Their self-titled debut album is definitely full of textures and dynamics, each section tugging or pulling you with different energies. Seventh track Career is a good example of intricate and eerie instrumental arrangements layered around a simple chord progression and vocal melodies that wouldn’t be able to stand alone.

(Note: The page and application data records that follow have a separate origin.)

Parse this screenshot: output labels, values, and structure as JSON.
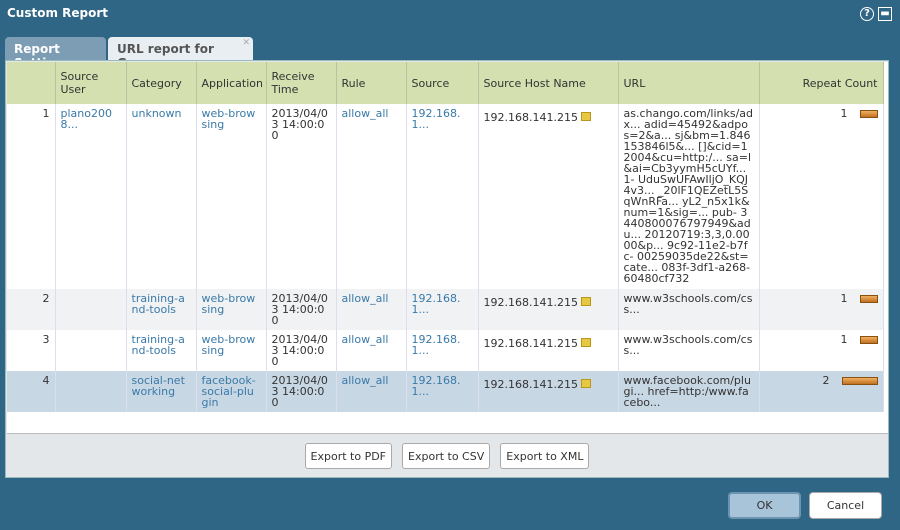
{
  "window": {
    "title": "Custom Report"
  },
  "tabs": [
    {
      "label": "Report Setting"
    },
    {
      "label": "URL report for Group"
    }
  ],
  "columns": [
    "",
    "Source User",
    "Category",
    "Application",
    "Receive Time",
    "Rule",
    "Source",
    "Source Host Name",
    "URL",
    "Repeat Count"
  ],
  "rows": [
    {
      "n": "1",
      "user": "plano2008...",
      "category": "unknown",
      "app": "web-browsing",
      "time": "2013/04/03 14:00:00",
      "rule": "allow_all",
      "source": "192.168.1...",
      "host": "192.168.141.215",
      "url": "as.chango.com/links/adx... adid=45492&adpos=2&a... sj&bm=1.846153846l5&... []&cid=12004&cu=http:/... sa=l&ai=Cb3yymH5cUYf... 1- UduSwUFAwIljO_KQJ4v3... _20lF1QEZetL5SqWnRFa... yL2_n5x1k&num=1&sig=... pub- 3440800076797949&adu... 20120719:3,3,0.0000&p... 9c92-11e2-b7fc- 00259035de22&st=cate... 083f-3df1-a268- 60480cf732",
      "count": 1
    },
    {
      "n": "2",
      "user": "",
      "category": "training-and-tools",
      "app": "web-browsing",
      "time": "2013/04/03 14:00:00",
      "rule": "allow_all",
      "source": "192.168.1...",
      "host": "192.168.141.215",
      "url": "www.w3schools.com/css...",
      "count": 1
    },
    {
      "n": "3",
      "user": "",
      "category": "training-and-tools",
      "app": "web-browsing",
      "time": "2013/04/03 14:00:00",
      "rule": "allow_all",
      "source": "192.168.1...",
      "host": "192.168.141.215",
      "url": "www.w3schools.com/css...",
      "count": 1
    },
    {
      "n": "4",
      "user": "",
      "category": "social-networking",
      "app": "facebook-social-plugin",
      "time": "2013/04/03 14:00:00",
      "rule": "allow_all",
      "source": "192.168.1...",
      "host": "192.168.141.215",
      "url": "www.facebook.com/plugi... href=http:/www.facebo...",
      "count": 2
    }
  ],
  "export_buttons": [
    "Export to PDF",
    "Export to CSV",
    "Export to XML"
  ],
  "footer": {
    "ok": "OK",
    "cancel": "Cancel"
  }
}
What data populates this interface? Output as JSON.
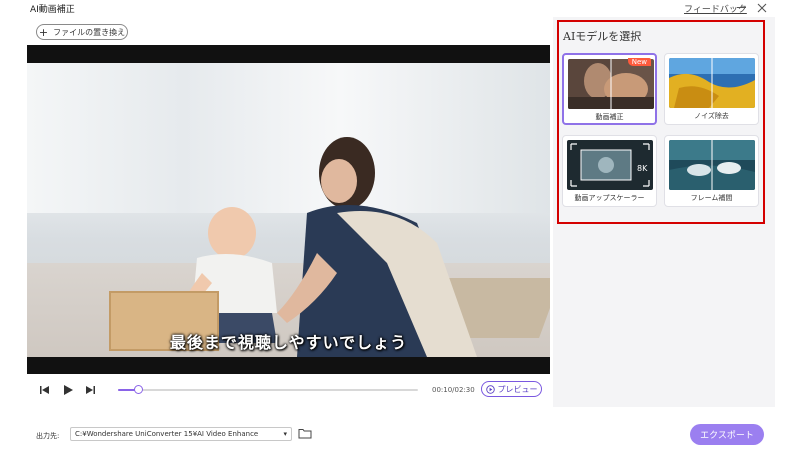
{
  "window": {
    "title": "AI動画補正",
    "feedback_link": "フィードバック",
    "minimize_icon": "minimize-icon",
    "close_icon": "close-icon"
  },
  "toolbar": {
    "replace_file_label": "ファイルの置き換え",
    "replace_icon": "plus-icon"
  },
  "video": {
    "subtitle": "最後まで視聴しやすいでしょう"
  },
  "playback": {
    "timecode": "00:10/02:30",
    "progress": 0.067,
    "preview_label": "プレビュー",
    "icons": [
      "previous-frame-icon",
      "play-icon",
      "next-frame-icon",
      "preview-play-icon"
    ]
  },
  "models": {
    "title": "AIモデルを選択",
    "cards": [
      {
        "label": "動画補正",
        "badge": "New",
        "selected": true
      },
      {
        "label": "ノイズ除去",
        "badge": "",
        "selected": false
      },
      {
        "label": "動画アップスケーラー",
        "badge": "",
        "selected": false,
        "thumb_text": "8K"
      },
      {
        "label": "フレーム補間",
        "badge": "",
        "selected": false
      }
    ]
  },
  "output": {
    "label": "出力先:",
    "path": "C:¥Wondershare UniConverter 15¥AI Video Enhance",
    "folder_icon": "folder-icon"
  },
  "export": {
    "label": "エクスポート",
    "color": "#9b7ff0"
  },
  "colors": {
    "accent": "#8a63e8",
    "highlight_border": "#d40000"
  }
}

It’s the simplicity of those parts of the song that makes it work when a heavy and constantly shifting soundscape is applied to them.

Building on the topic of the form of their music Amanda says they write in tight sections rather than layering arrangements.

“We close off the section before, and we come in tight, and then we play the next crazy sounding section… There’s more tidiness.”

Their developed songwriting and unique sound each definitely contribute to the success, and having things move so quickly has had its own different effects.

“I’m crazy busy these days,” Peter sighs.

“I have to literally flip my life upside down soon to do this tour overseas. It’s increasingly really affecting the rest of my life. The background being that I work in a big corporate law firm. Up until this point I’ve been able to be like, ‘Oh yeah I can get that Friday off so we can go play in Wellington, great.’ But as time goes on I’m becoming more senior, with more responsibilities at work. Now having to be more available for the band, with less planning ahead, I have to draw a line somewhere… You know, having to have these discussions with myself and with the band in terms of what are our plans, how much notice do we need in order to sublet out flats, or not sublet out flats…?”

Peter proposes a counterpoint

“I also think that we’re young, shit will work itself out. These kinds of opportunities don’t come up every now and then to go tour the States or tour Europe or whatever, and like yeah, I’ve gotta make some changes, but I’ve got to do it.”

“We’re definitely doing this” Amanda agrees. “We’ve just gotta make everything work around it.”

Tom doesn’t seem too fussed.

“I’m pretty much just sitting around waiting for the tour. Someone’s like, ‘What are you up to this month?’ and I’m like, ‘Just waiting for next month.’”